=== Task to carry out ===
The reply must return each line of the data exactly.

(The data)

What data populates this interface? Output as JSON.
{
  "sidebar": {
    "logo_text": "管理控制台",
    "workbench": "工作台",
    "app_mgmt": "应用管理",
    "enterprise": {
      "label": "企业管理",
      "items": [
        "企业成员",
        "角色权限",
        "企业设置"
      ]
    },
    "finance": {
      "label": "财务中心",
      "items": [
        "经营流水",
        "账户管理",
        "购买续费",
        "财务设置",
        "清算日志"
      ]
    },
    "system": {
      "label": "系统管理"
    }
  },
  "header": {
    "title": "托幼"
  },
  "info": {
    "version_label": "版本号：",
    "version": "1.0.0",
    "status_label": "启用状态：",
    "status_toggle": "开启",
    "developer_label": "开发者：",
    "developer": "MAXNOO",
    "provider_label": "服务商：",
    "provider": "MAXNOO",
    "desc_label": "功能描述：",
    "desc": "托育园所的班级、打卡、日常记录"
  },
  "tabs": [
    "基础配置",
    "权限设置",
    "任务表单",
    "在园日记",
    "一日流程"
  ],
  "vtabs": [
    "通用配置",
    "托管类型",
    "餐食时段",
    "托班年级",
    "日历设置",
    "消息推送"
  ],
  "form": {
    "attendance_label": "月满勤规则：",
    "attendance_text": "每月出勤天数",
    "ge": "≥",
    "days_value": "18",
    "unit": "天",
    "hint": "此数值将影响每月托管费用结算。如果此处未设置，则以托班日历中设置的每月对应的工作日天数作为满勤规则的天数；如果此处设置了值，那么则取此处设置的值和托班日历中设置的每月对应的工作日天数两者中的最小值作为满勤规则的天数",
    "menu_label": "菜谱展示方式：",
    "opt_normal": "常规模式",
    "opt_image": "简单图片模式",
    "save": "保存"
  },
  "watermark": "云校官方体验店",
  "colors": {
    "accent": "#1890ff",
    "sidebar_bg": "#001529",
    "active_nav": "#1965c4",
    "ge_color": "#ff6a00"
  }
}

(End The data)

=== Result of the task ===
What data populates this interface? Output as JSON.
{
  "sidebar": {
    "logo_text": "管理控制台",
    "workbench": "工作台",
    "app_mgmt": "应用管理",
    "enterprise": {
      "label": "企业管理",
      "items": [
        "企业成员",
        "角色权限",
        "企业设置"
      ]
    },
    "finance": {
      "label": "财务中心",
      "items": [
        "经营流水",
        "账户管理",
        "购买续费",
        "财务设置",
        "清算日志"
      ]
    },
    "system": {
      "label": "系统管理"
    }
  },
  "header": {
    "title": "托幼"
  },
  "info": {
    "version_label": "版本号：",
    "version": "1.0.0",
    "status_label": "启用状态：",
    "status_toggle": "开启",
    "developer_label": "开发者：",
    "developer": "MAXNOO",
    "provider_label": "服务商：",
    "provider": "MAXNOO",
    "desc_label": "功能描述：",
    "desc": "托育园所的班级、打卡、日常记录"
  },
  "tabs": [
    "基础配置",
    "权限设置",
    "任务表单",
    "在园日记",
    "一日流程"
  ],
  "vtabs": [
    "通用配置",
    "托管类型",
    "餐食时段",
    "托班年级",
    "日历设置",
    "消息推送"
  ],
  "form": {
    "attendance_label": "月满勤规则：",
    "attendance_text": "每月出勤天数",
    "ge": "≥",
    "days_value": "18",
    "unit": "天",
    "hint": "此数值将影响每月托管费用结算。如果此处未设置，则以托班日历中设置的每月对应的工作日天数作为满勤规则的天数；如果此处设置了值，那么则取此处设置的值和托班日历中设置的每月对应的工作日天数两者中的最小值作为满勤规则的天数",
    "menu_label": "菜谱展示方式：",
    "opt_normal": "常规模式",
    "opt_image": "简单图片模式",
    "save": "保存"
  },
  "watermark": "云校官方体验店",
  "colors": {
    "accent": "#1890ff",
    "sidebar_bg": "#001529",
    "active_nav": "#1965c4",
    "ge_color": "#ff6a00"
  }
}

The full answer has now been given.